Launch angle: 23 deg
Proj. distance: 393 ft
This would have been a home run at Wrigley Field and nowhere else.
PIT (4) @ CHC (3)
🔻 8th pic.twitter.com/BYFAiWDxSR
— Would it dong? (@would_it_dong) April 24, 2022
• Speaking of would-it-dong, Rafael Ortega’s 9th inning double, which could’ve been a triple, would’ve been a game-tying homer in 27 parks:
Rafael Ortega vs David Bednar#ItsDifferentHere
Exit velo: 107.4 mph
Launch angle: 21 deg
Proj. distance: 359 ft
This would have been a home run in 27/30 MLB ballparks
PIT (4) @ CHC (3)
🔻 9th pic.twitter.com/idHY6qdV4u
— Would it dong? (@would_it_dong) April 24, 2022
• Ortega also could’ve scored on Seiya Suzuki’s subsequent blooper into right if he’d read it as a hit off the bat. So basically, three could’ve situations there in the 9th, each of which would’ve tied the game. (Or, you know, if Willson Contreras had been able to put the ball in play or if Frank Schwindel had gotten a hit. Or if the Cubs had scored any of the other five times they had a golden opportunity they blew in the game … yes, still salty … )
• The Echo Dot is 44% off today at Amazon, so if you’ve been looking to get a smart speaker, there you go. #ad
• Sean Newcomb made his debut this weekend in a scoreless, low-leverage frame for the Cubs. This is definitely how you simplify a repertoire for a guy with elite stuff, but without great command (but there’s a but coming):
New Cubs reliever Sean Newcomb had a rough go in Atlanta, but he has upside potential. As the Cubs work to make adjustments to his repertoire, the early advice is pretty clear: pepper the top of the zone with your high velo fastball and play off of it with an excellent curveball. pic.twitter.com/TszK1IUJA3
— Greg Zumach (@IvyFutures) April 23, 2022
• What’s tricky with Newcomb’s mix is that the four-seamer has good pitch qualities (velo, spin, vertical/horizontal movement) but it hasn’t gotten good results for him. It’s really gotten knocked around the last few years. The cutter, by contrast, got GREAT results in 2021 (but the pitch qualities are mixed – it’s a new pitch for him as of last year). The curveball has also gotten great results – even better than the cutter – and it’s a really good looking pitch by the various metrics. But maybe the curveball doesn’t play as well unless it’s mostly paired with the four-seamer? Maybe the cutter doesn’t play as well if it’s thrown too much? It would be crazy to tell a guy with good velo and spin to ditch his four-seamer almost entirely, right? I’ve gotta believe it’s a matter of the two secondaries not playing as well without the four-seamer, combined with the Braves having seen how good the fastball metrics are and believing he just needed to figure out how to command it better.
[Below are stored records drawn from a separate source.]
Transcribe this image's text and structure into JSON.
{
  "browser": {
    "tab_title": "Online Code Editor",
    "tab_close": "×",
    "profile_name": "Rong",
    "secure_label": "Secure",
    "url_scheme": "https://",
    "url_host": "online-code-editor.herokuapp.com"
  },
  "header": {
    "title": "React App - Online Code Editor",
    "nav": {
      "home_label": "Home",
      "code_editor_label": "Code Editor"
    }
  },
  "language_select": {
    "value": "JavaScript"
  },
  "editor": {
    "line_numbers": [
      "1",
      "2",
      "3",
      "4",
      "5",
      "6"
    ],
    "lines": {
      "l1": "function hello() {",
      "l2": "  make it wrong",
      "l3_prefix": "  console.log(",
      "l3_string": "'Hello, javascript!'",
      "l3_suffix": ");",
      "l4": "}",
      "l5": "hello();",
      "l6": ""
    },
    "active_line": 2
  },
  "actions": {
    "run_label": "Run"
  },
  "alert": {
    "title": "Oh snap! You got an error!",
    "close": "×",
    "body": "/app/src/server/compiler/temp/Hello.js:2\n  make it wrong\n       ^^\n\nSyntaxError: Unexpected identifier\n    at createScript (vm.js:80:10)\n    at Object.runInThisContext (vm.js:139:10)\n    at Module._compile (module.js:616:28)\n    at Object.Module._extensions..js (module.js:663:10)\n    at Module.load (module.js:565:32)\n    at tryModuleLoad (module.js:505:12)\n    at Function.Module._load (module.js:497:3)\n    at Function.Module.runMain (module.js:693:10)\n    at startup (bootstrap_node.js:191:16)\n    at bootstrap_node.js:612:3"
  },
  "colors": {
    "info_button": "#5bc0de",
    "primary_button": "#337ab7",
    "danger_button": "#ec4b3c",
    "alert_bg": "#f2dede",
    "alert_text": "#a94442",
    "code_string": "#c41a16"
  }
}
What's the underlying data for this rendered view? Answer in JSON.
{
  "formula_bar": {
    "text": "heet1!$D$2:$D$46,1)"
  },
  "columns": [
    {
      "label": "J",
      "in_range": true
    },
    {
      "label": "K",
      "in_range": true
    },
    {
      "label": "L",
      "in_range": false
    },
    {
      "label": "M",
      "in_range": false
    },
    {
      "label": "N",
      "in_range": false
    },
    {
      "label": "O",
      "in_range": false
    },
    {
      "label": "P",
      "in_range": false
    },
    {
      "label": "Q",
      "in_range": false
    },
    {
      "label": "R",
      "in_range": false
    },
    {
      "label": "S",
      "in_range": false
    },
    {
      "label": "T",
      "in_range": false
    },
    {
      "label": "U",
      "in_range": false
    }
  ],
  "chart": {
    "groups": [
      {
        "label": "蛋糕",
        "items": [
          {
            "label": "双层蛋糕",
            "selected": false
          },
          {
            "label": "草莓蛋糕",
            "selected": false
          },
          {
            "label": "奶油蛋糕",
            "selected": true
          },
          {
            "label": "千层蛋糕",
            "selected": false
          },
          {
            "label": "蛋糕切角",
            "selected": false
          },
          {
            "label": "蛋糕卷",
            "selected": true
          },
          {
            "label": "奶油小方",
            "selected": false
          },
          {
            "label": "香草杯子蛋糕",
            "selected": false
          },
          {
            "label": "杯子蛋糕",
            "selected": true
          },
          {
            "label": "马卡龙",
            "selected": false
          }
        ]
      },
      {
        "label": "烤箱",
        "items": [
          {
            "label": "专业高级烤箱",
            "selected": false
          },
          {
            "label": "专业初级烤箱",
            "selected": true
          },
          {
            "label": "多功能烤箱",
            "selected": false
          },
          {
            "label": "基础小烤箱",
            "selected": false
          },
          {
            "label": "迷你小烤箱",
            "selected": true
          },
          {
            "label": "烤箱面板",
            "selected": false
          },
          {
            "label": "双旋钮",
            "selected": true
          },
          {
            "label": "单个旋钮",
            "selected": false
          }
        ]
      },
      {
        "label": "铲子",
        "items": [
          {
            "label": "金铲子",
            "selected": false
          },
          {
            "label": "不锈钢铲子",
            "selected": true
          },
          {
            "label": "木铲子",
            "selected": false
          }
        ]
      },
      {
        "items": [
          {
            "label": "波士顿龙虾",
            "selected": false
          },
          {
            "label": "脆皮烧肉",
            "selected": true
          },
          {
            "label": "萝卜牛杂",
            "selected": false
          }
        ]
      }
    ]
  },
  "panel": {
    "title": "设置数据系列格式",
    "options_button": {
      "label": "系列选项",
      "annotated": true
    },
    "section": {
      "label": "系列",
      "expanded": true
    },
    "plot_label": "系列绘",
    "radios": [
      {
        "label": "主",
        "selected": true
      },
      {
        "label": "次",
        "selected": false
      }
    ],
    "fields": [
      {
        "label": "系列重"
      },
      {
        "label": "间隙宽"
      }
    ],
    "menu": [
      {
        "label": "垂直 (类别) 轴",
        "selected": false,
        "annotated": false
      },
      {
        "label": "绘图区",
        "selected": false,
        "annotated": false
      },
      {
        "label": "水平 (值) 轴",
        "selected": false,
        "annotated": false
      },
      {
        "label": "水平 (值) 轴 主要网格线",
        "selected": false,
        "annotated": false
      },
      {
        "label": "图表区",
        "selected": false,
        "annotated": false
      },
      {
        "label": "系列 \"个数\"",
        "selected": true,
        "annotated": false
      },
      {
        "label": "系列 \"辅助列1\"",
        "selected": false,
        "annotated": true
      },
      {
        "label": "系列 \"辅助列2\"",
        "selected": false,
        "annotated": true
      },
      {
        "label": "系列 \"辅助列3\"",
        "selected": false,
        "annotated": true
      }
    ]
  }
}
• Also: Newcomb used to throw a slider with exceptional movement, but ditched it last year in favor of the cutter (which, by the way, has more slider-ish movement than your typical cutter). Not exactly sure what happened there. Playing with the pitch design, intentionally, to create a hybrid pitch? Trying to make it even more distinct in shape from the curveball to enhance the curveball’s effectiveness?
• I hated the outcome of yesterday’s game, but I can’t say I have a problem with a closer getting spicy about beating another NL Central team:
David Bednar DOES NOT like the Cubs pic.twitter.com/M149qzK49P
— Brad (@BradMick3y) April 24, 2022
• Fun bit of trivia:
Seiya Suzuki and Minnie Miñoso are the only two rookies to have recorded at least 13 walks and a .700 slugging percentage in their first 15 games since 1906, per @WatchMarquee. 🙌🏼 pic.twitter.com/LaCUdfUfT1
— Cubs Zone ™️ (@CubsZone) April 24, 2022
• Such a beautiful pitch:
Clayton Kershaw, Gorgeous Cooperstown Curve. 👑 pic.twitter.com/9N3r9VvtjJ
— Rob Friedman (@PitchingNinja) April 24, 2022
• The Bears have something to deal with this week that isn’t the draft:
— Bleacher Nation Bears (@BN_Bears) April 24, 2022